Administered by the U.S. Department of the Treasury, the Challenge is a 35-question voluntary online test that covers a broad range of personal finance topics.
Registration is currently open and teachers can learn more about the Challenge and sign up their students at the U.S. Treasury Web site. The Challenge will be administered November 3rd through the 26th, and winners will be announced in December.
Over 46,000 students took the inaugural Challenge this past spring, and 10 teens who achieved scores of 100 percent were awarded scholarships by Charles Schwab Foundation, in addition to receiving medals and other recognition from the U.S. Department of the Treasury. Building on this excitement, the fall 2008 Challenge is expected to draw an even greater number of students.
"It's our hope that these awards will encourage other teachers across the country to bring the lessons of personal finance into their classrooms," said Dan Iannicola Jr., Treasury's deputy assistant secretary for financial education and executive director of the President's Advisory Council on Financial Literacy. "Financial education for today's youth is critical, as they truly have the ability to make lasting change in America's spending, borrowing, saving and investing habits," he added.
The pool of Challenge questions was developed by the Office of Financial Education, Department of the U.S. Treasury, in consultation with four prominent academicians, the Jump$tart Coalition for Personal Financial Literacy, Junior Achievement USA, the National Council on Economic Education (NCEE), and the National Endowment for Financial Education (NEFE).
Awards for High-Scoring Students
Charles Schwab Foundation will award a scholarship of $1,000 each to up to 100 students who get a score of 100%. In addition, the Foundation will award $1,000 to the student's school or organization that contributed to the student's financial education.
The U.S. Department of the Treasury will present medals to students scoring in the top 1 percent and Certificates of Recognition to students scoring in the top 25 percent.
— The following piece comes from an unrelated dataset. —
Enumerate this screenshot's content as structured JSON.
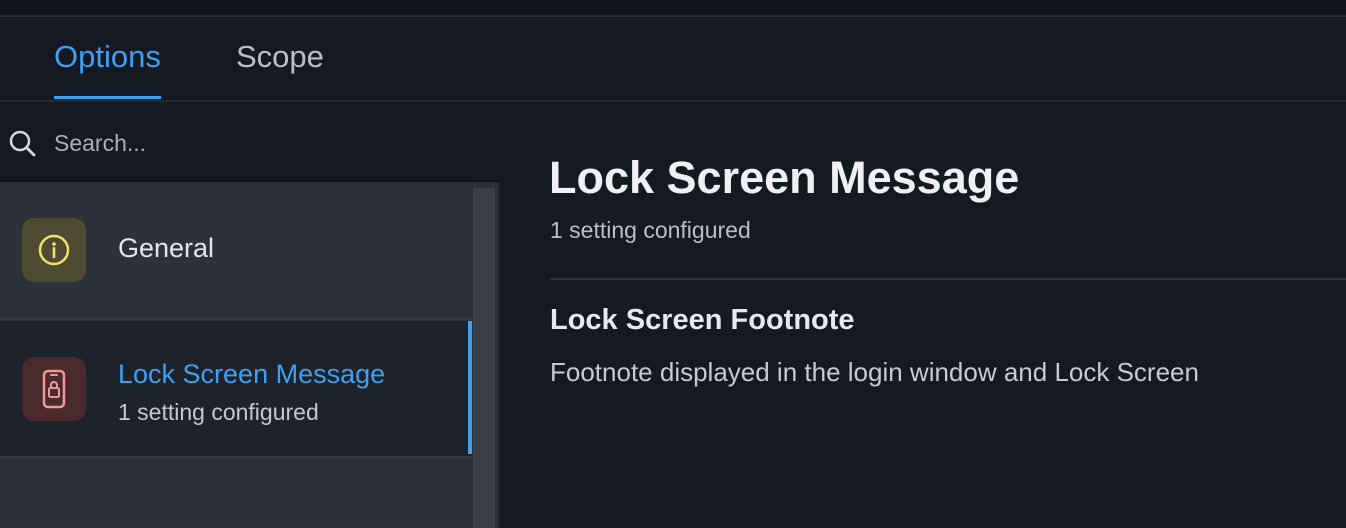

"Understanding the basics of personal finance is a life skill everyone needs," said Carrie Schwab-Pomerantz, president of Charles Schwab Foundation. "Through the Challenge, we have the opportunity to raise awareness of the need for more financial education," she added, "and at the same time reward the students and schools that do an outstanding job. These kids — and their teachers — can inspire others with the message that learning about money management is not only smart, it's essential."
About the National Financial Literacy Challenge
The Challenge is offered by the U.S. Department of the Treasury, and was recommended by the President's Advisory Council on Financial Literacy. The Challenge was developed by the U.S. Treasury in consultation with four non-governmental economists and four education organizations. The economists are: Dr. Annamaria Lusardi, Dartmouth College; Dr. Lewis Mandell, University of Washington; Dr. Sarapage McCorkle, Junior Achievement of Mississippi Valley, Inc.; and Dr. William Walstad, University of Nebraska-Lincoln. The education organizations are: Jump$tart Coalition for Personal Financial Literacy, Junior Achievement USA, The National Council on Economic Education, and the National Endowment for Financial Education.